Nonsuicidal self-injury and suicide: Differences between those with and without borderline personality disorder.
Levine, Alina Z.,
Journal of Personality Disorders, Vol 34(1), Feb, 2020. pp. 131-144.
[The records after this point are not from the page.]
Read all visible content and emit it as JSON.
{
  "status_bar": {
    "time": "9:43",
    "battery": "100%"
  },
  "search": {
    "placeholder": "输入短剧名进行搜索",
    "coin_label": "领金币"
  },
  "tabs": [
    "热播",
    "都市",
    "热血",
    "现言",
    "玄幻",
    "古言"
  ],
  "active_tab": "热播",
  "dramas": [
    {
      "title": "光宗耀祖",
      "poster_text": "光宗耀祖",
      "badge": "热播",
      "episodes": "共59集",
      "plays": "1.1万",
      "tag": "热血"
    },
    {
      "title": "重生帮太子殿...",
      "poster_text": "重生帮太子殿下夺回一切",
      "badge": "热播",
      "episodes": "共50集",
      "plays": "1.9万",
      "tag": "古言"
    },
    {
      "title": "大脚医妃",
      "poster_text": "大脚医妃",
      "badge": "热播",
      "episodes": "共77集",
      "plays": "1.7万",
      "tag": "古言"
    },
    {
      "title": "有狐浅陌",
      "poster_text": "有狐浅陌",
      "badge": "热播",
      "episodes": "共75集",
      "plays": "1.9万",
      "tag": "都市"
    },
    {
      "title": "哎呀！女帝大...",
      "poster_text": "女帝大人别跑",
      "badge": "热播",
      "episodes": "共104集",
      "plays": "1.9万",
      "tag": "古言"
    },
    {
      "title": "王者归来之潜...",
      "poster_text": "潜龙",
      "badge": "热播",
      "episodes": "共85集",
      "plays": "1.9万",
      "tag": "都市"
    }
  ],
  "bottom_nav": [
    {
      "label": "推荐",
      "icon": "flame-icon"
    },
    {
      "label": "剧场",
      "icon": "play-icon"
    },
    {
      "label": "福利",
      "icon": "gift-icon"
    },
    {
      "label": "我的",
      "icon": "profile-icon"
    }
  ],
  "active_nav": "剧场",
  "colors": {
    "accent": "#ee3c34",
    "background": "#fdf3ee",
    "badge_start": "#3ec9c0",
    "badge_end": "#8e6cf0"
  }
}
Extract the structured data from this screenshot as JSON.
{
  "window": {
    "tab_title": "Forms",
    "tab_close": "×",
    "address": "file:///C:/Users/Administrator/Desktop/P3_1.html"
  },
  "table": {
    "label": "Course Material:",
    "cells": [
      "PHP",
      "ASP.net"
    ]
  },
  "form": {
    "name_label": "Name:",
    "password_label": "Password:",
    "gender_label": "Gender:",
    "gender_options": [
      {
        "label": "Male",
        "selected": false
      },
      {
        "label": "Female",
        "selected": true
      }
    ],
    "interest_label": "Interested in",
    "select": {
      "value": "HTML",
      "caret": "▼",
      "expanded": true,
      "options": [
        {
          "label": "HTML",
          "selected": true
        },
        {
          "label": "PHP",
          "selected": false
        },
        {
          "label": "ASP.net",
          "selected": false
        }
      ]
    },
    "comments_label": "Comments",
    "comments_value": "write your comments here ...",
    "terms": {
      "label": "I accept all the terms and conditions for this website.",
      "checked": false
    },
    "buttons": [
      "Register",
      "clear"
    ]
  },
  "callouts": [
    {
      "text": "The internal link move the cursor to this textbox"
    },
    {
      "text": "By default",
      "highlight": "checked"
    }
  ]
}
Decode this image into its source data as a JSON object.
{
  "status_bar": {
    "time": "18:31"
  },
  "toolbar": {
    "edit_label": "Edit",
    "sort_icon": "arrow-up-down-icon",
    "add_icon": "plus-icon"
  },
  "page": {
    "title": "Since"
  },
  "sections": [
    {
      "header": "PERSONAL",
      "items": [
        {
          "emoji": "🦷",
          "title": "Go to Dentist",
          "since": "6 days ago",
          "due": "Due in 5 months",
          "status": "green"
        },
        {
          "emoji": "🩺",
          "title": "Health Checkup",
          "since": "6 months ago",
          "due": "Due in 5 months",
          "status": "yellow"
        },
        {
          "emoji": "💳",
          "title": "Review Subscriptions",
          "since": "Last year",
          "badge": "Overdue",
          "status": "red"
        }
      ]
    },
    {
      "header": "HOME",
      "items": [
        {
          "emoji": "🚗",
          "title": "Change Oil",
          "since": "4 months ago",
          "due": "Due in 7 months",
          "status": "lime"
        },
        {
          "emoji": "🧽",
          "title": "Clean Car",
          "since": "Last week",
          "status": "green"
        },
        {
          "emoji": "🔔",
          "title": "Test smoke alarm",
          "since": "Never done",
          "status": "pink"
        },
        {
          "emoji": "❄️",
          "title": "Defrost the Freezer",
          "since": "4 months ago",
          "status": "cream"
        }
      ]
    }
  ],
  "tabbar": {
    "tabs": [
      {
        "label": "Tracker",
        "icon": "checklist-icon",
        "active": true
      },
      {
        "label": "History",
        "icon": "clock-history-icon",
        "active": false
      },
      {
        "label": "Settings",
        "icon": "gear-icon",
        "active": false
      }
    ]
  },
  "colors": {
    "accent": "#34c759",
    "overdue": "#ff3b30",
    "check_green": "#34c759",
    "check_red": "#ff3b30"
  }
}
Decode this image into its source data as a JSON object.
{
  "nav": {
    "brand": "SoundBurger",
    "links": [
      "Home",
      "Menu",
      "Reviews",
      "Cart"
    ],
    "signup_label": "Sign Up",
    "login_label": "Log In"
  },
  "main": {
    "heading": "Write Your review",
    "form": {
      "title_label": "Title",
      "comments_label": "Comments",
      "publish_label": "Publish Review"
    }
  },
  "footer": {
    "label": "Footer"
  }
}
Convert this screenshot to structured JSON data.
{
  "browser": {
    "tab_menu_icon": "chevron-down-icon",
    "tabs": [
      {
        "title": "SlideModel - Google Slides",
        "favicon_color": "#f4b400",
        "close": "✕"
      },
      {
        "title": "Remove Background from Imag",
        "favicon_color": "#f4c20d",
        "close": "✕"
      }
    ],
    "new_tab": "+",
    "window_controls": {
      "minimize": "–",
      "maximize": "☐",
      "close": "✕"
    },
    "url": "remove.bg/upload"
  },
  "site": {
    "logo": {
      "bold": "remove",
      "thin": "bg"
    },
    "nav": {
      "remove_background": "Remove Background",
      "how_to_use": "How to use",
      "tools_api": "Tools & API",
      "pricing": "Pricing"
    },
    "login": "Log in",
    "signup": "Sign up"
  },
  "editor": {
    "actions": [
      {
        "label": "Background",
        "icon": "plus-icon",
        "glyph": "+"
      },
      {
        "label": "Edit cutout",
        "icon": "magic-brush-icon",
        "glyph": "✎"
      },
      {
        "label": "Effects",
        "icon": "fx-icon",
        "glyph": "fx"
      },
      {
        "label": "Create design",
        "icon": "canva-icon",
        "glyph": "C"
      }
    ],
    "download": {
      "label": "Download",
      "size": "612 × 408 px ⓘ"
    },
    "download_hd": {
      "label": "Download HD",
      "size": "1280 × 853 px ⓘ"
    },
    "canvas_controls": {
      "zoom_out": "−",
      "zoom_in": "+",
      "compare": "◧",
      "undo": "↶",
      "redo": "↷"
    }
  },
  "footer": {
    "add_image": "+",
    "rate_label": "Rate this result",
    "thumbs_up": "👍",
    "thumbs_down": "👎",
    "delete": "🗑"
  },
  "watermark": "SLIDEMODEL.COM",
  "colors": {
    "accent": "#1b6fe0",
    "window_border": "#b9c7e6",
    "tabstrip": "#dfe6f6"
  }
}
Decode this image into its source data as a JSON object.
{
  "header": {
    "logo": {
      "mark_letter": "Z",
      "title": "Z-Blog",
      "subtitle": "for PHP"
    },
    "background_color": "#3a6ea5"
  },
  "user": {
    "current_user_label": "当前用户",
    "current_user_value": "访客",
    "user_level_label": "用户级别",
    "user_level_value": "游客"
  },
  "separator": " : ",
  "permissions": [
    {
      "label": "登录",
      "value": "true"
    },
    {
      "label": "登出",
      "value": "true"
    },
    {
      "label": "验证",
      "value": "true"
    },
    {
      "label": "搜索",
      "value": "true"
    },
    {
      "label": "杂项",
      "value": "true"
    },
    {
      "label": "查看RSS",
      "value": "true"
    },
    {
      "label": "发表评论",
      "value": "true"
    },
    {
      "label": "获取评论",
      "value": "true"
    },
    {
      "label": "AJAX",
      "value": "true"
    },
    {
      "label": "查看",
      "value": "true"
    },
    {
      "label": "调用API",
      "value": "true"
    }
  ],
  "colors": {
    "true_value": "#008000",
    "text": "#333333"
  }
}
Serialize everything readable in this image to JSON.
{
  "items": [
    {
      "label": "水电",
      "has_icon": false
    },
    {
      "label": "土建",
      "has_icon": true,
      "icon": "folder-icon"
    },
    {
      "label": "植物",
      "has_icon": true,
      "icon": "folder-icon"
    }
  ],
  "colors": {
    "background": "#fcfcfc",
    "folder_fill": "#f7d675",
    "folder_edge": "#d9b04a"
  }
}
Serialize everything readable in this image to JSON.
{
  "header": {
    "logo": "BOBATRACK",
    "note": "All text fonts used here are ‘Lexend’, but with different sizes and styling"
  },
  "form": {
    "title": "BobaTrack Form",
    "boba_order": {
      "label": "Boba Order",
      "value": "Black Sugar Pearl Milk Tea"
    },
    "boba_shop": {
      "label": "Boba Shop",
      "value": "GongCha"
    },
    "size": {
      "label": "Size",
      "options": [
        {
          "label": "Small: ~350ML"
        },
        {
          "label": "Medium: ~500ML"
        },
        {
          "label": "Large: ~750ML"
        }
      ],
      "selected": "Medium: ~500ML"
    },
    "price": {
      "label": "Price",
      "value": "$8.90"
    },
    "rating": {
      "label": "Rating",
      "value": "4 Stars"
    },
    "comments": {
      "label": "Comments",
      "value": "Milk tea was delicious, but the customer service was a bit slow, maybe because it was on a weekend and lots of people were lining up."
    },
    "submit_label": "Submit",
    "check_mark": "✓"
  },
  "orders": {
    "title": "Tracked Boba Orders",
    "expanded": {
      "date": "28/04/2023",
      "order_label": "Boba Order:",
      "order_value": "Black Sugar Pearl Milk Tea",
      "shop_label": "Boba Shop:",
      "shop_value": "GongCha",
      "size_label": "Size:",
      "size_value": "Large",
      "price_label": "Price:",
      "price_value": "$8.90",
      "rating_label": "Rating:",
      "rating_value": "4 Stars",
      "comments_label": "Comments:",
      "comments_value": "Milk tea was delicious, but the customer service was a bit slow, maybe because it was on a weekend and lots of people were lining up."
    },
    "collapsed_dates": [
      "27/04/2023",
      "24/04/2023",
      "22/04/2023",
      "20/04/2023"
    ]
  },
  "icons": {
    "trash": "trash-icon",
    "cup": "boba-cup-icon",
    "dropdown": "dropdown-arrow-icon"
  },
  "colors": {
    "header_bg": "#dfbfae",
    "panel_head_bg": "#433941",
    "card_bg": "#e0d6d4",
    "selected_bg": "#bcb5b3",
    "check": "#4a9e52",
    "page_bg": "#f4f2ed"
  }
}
Nonsuicidal self-injury (NSSI) is associated with borderline personality disorder (BPD), but it also occurs in nonclinical samples (Briere & Gil, 1998), inflicting serious harm and serving as a precursor to suicide attempts (Klonsky, May, & Glenn, 2013). Therefore, the DSM-5 proposed a nonsuicidal self-injury disorder (NSSID) and suicidal behavior disorder. Because this addition requires reconciliation with current BPD criteria, the authors’ study evaluated type and frequency of NSSI and suicide attempts in 3,795 outpatients. Both were found in those without BPD, although the behaviors increased when some symptoms and full criteria for BPD were met. Wound/skin picking, scratching, and hitting were most common. Cutting was the fifth most common self-injury for those with BPD and the eighth most common for those without the disorder. Therefore, increased clinical attention is warranted for such self-injury, which may go unnoticed but indicate significant distress. Findings suggest that NSSID/suicidal behavior disorder may account for self-injury outside of BPD.